  • Political Geography: India
  • Author: Zhang Hongzhou, Cheng Guoqiang
  • Publication Date: 10-2014
  • Content Type: Working Paper
  • Institution: S. Rajaratnam School of International Studies
  • Abstract: National food security will continue to be the top strategic issue confronting Chinese policymakers. In the next two decades of rapid income growth, China's total demand for agricultural products will increase in the face of diminishing water and land resources, and the task of feeding the 1.3 billion Chinese people will be even more challenging. The authors suggest that a global agricultural strategy is the strategic choice for China because it enables China to safeguard national food security and at the same time, tackle its rising domestic demand for agricultural resources in the face of environmental pressures.
  • Topic: Security, Agriculture, Development, Emerging Markets, Food
  • Political Geography: East Asia
  • Author: Yared Teka Tsegay, Masiiwa Rusare, Rashmi Mistry
  • Publication Date: 10-2014
  • Content Type: Working Paper
  • Institution: Oxfam Publishing
  • Abstract: South Africa is considered a 'food-secure' nation, producing enough calories to adequately feed every one of its 53 million people. However, the reality is that, despite some progress since the birth of democracy in 1994, one in four people currently suffers hunger on a regular basis and more than half of the population live in such precarious circumstances that they are at risk of going hungry.
  • Topic: Security, Agriculture, Poverty, Food
  • Political Geography: South Africa
  • Author: John McArthur, Gordon C. McCord
  • Publication Date: 09-2014
  • Content Type: Working Paper
  • Institution: The Brookings Institution

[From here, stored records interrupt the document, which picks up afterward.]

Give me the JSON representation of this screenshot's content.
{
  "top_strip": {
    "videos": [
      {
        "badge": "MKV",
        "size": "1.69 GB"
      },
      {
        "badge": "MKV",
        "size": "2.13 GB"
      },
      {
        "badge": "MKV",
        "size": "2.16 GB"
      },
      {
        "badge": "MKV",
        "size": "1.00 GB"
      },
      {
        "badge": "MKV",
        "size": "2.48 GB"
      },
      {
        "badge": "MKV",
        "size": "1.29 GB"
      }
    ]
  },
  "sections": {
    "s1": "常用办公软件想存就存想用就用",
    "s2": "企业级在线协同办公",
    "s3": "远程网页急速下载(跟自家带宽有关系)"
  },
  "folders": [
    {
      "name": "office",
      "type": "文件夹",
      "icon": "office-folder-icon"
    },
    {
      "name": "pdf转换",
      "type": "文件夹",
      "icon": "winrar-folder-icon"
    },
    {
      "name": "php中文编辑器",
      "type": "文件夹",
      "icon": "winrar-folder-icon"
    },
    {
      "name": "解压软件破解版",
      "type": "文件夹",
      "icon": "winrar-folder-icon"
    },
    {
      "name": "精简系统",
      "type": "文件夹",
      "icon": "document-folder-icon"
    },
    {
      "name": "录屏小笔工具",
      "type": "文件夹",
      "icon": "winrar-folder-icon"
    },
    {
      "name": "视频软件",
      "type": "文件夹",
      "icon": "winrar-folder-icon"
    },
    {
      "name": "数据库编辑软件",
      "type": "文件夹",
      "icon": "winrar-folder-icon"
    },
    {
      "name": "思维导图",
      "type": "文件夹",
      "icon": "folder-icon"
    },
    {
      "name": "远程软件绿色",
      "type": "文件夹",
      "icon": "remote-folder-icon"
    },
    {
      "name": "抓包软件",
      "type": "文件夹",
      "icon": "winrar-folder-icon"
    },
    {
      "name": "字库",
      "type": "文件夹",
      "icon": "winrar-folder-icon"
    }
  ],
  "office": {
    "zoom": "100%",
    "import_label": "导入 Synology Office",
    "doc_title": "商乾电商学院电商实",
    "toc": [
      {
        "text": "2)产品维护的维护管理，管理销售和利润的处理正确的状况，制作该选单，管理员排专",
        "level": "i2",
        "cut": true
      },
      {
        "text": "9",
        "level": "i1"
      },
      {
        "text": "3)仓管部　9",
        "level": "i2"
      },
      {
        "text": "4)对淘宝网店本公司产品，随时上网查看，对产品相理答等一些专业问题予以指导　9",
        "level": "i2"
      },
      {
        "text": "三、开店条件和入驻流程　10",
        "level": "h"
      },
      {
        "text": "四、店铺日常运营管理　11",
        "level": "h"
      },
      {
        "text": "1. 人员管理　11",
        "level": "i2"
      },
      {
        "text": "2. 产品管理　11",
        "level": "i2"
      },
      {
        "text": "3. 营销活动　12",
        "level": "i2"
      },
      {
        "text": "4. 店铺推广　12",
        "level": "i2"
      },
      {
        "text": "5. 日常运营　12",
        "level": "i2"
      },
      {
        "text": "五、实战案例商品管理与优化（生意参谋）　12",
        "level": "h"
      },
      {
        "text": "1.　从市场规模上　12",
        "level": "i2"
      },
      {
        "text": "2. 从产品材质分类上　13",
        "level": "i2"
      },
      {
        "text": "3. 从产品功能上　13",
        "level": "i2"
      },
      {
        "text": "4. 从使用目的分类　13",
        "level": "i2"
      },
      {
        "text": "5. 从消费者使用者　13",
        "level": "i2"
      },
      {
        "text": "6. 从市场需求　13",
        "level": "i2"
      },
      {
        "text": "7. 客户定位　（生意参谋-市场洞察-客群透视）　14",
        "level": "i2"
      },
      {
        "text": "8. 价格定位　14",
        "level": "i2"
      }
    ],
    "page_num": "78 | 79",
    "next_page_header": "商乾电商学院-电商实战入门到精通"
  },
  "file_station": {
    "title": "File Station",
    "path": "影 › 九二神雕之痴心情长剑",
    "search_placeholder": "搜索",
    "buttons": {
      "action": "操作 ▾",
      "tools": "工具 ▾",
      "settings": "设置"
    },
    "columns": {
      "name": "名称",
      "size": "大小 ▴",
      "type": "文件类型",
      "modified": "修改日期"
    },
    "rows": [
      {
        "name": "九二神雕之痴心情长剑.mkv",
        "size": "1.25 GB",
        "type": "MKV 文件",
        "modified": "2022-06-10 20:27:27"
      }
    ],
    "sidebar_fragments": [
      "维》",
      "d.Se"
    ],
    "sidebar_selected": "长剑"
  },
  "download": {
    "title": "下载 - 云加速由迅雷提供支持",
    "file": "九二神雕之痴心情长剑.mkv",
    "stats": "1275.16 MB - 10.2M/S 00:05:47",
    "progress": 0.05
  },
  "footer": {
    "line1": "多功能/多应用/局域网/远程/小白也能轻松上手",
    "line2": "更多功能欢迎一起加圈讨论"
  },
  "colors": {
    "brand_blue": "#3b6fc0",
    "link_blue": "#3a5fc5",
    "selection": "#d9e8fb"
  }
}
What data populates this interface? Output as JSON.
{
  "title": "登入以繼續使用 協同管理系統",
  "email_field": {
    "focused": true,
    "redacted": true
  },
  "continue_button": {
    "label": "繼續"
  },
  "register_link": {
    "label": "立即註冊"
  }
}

  • Abstract: This paper uses cross-country panel data to estimate the agronomic inputs that lead to cereal yield improvements and the consequences for developing countries' processes of structural change. The results suggest a clear role for fertilizer, modern seeds and water in boosting yields. It then estimates empirical links in developing economies between increased agricultural yields and economic growth; in particular, the spillover effect from yield growth to declines of labor share in agriculture and increases of non-agricultural value added per capita. The identification strategy for the effect of fertilizer includes a novel instrumental variable that exploits variation in global fertilizer price, interacted with the inverse distance between each country's agriculturally weighted centroid and the nearest nitrogen fertilizer production facility. Results suggest that a half ton increase in staple yields (equal to the within-country standard deviation) generates a 13 to 20 percent higher GDP per capita, a 3.3 to 3.9 percentage point lower labor share in agriculture five years later, and approximately 20 percent higher non-agricultural value added per worker a decade later. The results suggest a strong role for agricultural productivity as a driver of structural change.
  • Topic: Agriculture, Economics, Labor Issues
  • Author: Devesh Kapur, Mekhala Krishnamurthy
  • Publication Date: 10-2014
  • Content Type: Working Paper
  • Institution: Center for the Advanced Study of India
  • Abstract: Mandis or physical, primary agricultural markets are old and ubiquitous institutions of economic life in many parts of India. Wherever they form, they are usually dense sites of economic, social and political activity, connecting and shaping the relations between town and countryside, and between local markets for commodities and larger, national and global circuits of capital and commerce. According to available estimates, there are over 7500 regulated agricultural markets in India today, operating under different state level acts covering a huge variety of notified agricultural produce.
  • Topic: Agriculture, Emerging Markets, Food
  • Political Geography: India, Asia